“Nobody doesn’t like fried chicken,” says Lee Schrager, the organizer of the festival, as well as the 11-year-old Food Network South Beach Wine & Food Festival. Mr. Schrager creates these multi-day affairs as part of his promotional duties as vice president for Southern Wine and Spirits, a leading distributor.
Ms. Karmel’s dish is made with waffle cones, chicken, maple syrup flakes, caramel popcorn and ancho honey butter.
Mr. Schrager has a knack for homing in on an idea; “he can literally smell a food trend hot out of the kitchen,” says Ms. Karmel, whose restaurant serves more traditional fried chicken, rather than the waffle-cone version she features at festivals.
Given that festival events attract a relatively small audience-it’s a rare affair that can accommodate more than a few hundred people-how does the trend go from the festival tent to the broader public? Those who participate in and track the festivals say it’s all about the buzz that’s created.
At many of Mr. Schrager’s thematic events, patrons vote on their favorite dish-and the attention lavished on the winner is significant, culinary pros say. The New York-based Shake Shack chain had just two locations in the city when it took home top honors at the 2007 Burger Bash in South Beach. (The burger event was later incorporated into the New York festival as well.) “That moment solidified us as a leader of the ‘better burger’ movement,” says Randy Garutti, chief executive of the chain, which now encompasses 17 locations spread among several cities.
Influential foodies talk up the dishes they’ve tried. Mr. Garutti says he got a boost at a more recent South Beach Burger Bash when Dana Cowin, editor in chief of Food & Wine magazine, sent out a complimentary tweet after trying a new Shake Shack bacon-topped burger.
Another factor: Chefs in attendance find new ideas. Mr. Schrager says it’s no coincidence that more high-end burger joints opened after his first Burger Bash. Other food festivals jump in, too. Chicago Gourmet, organizer of the city’s “Hamburger Hop,” says it was inspired by the Burger Bashes.
What’s next for fried chicken? Mr. Schrager says it is becoming an interesting platform for sauces, such as a soy-sorghum dip or a black pepper-flavored honey.
All his festival events come down to the same thing, Mr. Schrager says. “It’s comfort food on steroids.”
Food Festivals That Have (and May Soon) Create Trends
Here are some festival events helping to set trends in motion.
First held: 2007 at Food Network South Beach Wine & Food Festival

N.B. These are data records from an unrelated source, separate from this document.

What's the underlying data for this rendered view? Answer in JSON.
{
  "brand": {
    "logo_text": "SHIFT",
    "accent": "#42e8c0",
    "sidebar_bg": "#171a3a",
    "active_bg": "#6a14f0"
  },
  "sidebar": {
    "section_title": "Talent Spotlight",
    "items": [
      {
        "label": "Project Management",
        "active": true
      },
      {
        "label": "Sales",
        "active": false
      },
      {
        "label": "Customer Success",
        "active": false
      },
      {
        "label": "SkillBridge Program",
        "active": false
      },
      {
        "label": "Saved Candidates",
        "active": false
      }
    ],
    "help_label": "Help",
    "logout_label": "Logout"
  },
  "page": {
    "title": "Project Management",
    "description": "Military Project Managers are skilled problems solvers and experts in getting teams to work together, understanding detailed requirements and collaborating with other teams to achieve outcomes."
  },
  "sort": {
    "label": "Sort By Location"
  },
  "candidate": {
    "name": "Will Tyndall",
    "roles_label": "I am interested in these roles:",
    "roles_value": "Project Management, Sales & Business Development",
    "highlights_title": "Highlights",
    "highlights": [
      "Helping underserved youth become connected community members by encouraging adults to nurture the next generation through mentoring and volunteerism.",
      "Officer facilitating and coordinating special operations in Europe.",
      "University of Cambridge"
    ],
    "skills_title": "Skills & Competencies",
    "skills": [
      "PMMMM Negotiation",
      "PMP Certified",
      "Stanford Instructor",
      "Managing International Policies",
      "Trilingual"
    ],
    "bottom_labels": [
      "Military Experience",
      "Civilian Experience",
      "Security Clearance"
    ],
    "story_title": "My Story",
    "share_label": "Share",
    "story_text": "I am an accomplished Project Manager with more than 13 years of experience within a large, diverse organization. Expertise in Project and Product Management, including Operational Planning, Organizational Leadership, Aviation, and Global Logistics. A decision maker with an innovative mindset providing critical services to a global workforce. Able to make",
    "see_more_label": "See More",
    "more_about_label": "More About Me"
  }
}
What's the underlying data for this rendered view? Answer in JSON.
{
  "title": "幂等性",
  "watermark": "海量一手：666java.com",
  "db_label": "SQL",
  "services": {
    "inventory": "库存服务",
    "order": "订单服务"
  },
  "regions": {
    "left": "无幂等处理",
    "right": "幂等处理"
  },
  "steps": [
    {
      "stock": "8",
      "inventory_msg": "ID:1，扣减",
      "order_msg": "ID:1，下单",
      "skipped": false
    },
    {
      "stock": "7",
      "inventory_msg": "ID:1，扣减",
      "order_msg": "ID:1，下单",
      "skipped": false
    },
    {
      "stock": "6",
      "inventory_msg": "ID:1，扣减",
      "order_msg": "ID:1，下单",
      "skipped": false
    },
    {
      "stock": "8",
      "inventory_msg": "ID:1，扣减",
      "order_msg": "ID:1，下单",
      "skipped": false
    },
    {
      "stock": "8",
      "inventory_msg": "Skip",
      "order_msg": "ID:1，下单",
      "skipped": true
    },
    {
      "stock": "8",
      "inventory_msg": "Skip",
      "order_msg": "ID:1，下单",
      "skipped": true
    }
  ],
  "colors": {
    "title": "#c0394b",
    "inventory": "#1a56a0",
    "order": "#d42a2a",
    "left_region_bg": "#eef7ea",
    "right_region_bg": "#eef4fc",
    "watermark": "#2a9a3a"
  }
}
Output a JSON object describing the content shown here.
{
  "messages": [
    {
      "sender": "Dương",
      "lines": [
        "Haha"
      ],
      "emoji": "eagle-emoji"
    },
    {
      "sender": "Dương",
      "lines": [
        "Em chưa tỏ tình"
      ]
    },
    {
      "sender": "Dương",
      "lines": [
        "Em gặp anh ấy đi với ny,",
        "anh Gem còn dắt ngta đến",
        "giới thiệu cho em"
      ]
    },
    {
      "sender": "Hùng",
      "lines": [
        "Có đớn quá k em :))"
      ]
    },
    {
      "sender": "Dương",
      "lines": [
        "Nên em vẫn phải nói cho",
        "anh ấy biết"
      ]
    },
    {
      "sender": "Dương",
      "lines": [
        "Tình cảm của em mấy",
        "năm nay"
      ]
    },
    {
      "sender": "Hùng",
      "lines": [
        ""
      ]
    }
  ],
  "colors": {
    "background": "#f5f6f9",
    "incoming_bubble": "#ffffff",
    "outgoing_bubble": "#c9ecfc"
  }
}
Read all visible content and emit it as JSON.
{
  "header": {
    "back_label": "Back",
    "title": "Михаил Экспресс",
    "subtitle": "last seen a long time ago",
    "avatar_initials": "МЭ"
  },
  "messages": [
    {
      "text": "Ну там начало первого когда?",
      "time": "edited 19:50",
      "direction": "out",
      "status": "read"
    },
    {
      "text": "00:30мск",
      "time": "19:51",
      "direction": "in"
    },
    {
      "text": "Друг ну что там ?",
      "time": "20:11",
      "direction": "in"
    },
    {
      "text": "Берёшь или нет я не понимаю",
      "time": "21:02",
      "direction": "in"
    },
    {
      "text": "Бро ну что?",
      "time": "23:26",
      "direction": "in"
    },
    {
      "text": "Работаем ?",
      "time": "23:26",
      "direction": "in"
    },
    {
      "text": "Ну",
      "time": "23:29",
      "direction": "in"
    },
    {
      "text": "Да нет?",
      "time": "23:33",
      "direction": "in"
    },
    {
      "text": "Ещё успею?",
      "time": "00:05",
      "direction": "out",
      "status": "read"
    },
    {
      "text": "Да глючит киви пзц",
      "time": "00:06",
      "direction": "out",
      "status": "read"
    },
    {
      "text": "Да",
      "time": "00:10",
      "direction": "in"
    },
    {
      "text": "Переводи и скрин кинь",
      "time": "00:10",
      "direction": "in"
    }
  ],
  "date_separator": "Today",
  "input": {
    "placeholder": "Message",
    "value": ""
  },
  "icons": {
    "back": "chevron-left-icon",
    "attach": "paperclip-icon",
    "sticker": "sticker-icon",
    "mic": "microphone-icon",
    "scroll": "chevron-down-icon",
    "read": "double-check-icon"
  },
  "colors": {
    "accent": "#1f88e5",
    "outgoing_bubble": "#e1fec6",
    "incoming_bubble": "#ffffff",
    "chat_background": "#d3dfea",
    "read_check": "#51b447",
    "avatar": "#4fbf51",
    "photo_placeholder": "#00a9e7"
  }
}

The concept: The “better burger,” made with high-end ingredients and prepared with foodie flair, right down to the condiments (as in a charcuterie-topped burger) and side dishes.
First held: 2009 at Food Network New York City Wine & Food Festival
The concept: That’s not just a spicy meatball; it’s also a forum for culinary creativity-think balls made from rabbit and goat meat, among other offerings.
Tacos & Tequila
First held: 2010 at Food Network New York City Wine & Food Festival
The concept: The taco gone global- with culinary influences ranging from Jewish-American (the pastrami salmon taco) to Asian (the Peking duck taco).
First held: 2012 at Feast Portland (Ore.)
The concept: The sandwich writ large-with all sorts of fillings, all sorts of bread. The winner at the inaugural event: a maple-glazed pork belly sandwich.
Waffle House Smackdown
Scheduled: 2013 at BB&T Charleston Wine + Food Festival
The concept: Gourmet dishes inspired by the Waffle House chain-with Waffle House line cooks judging the results.
Photos: WSJ.com, Flickr